- WHAT IS NEEDED -
In the data below, which lines contain "value"? List them by copying each one.

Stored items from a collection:
▼

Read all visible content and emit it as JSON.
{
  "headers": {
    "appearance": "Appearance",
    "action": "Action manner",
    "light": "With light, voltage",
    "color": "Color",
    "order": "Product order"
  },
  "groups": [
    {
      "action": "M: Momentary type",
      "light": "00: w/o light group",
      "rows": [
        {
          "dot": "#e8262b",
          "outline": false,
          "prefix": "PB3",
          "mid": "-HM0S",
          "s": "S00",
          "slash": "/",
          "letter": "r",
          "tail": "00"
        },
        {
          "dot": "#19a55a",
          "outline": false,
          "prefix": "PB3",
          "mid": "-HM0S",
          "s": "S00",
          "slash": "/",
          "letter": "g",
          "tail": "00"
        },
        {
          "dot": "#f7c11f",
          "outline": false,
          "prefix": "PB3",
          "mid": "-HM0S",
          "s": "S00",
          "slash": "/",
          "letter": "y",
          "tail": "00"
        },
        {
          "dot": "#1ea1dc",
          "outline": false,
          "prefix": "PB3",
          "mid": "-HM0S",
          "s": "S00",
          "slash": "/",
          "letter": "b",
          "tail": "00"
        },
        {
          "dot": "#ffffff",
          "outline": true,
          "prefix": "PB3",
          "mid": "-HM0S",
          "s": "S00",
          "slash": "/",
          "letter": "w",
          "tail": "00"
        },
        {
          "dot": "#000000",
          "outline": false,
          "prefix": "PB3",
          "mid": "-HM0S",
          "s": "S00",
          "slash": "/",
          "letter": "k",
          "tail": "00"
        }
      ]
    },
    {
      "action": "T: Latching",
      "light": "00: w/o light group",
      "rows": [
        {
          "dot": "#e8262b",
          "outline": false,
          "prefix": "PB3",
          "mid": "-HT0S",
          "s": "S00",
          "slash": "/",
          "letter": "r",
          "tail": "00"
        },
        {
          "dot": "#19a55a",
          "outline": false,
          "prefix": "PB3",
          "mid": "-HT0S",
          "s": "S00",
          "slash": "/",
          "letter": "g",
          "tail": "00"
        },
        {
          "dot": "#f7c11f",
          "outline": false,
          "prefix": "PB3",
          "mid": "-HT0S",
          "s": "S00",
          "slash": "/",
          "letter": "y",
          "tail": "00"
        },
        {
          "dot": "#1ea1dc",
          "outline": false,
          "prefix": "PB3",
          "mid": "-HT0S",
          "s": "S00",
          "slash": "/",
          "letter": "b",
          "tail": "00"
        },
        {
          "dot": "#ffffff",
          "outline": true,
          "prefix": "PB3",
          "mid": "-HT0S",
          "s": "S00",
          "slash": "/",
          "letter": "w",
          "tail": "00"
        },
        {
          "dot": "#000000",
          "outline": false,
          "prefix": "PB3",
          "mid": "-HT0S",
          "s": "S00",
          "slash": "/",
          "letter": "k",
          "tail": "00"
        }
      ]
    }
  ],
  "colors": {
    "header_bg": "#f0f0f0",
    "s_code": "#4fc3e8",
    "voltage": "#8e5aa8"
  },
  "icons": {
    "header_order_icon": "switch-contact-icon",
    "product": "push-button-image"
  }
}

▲
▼

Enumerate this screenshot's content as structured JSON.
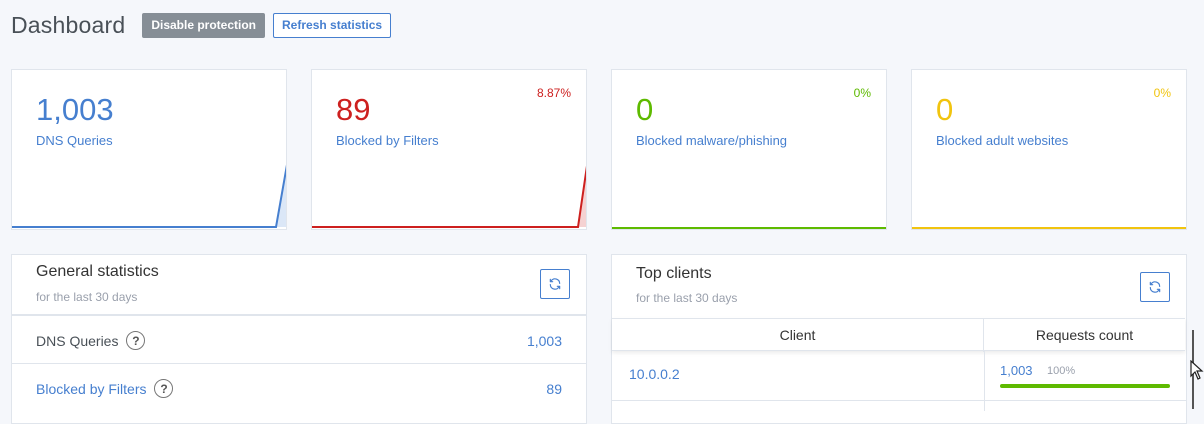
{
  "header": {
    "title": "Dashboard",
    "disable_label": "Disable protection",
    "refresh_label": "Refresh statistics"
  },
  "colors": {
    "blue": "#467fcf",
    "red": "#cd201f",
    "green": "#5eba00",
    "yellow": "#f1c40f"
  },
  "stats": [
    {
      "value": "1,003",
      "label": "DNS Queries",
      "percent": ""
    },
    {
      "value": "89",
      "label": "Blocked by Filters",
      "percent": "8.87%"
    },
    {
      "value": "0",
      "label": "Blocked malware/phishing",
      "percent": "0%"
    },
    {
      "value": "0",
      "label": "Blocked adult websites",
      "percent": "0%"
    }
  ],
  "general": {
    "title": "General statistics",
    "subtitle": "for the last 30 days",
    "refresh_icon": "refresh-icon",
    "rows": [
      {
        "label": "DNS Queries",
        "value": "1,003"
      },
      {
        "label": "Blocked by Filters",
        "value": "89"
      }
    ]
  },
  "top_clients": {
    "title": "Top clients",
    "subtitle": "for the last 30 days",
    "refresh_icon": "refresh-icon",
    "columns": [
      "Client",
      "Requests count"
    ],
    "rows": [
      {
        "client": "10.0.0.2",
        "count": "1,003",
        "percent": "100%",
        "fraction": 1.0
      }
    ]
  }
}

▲

- TASK ANSWER -
      "value": "1,003",
      "value": "89",
      "value": "0",
      "value": "0",
        "value": "1,003"
        "value": "89"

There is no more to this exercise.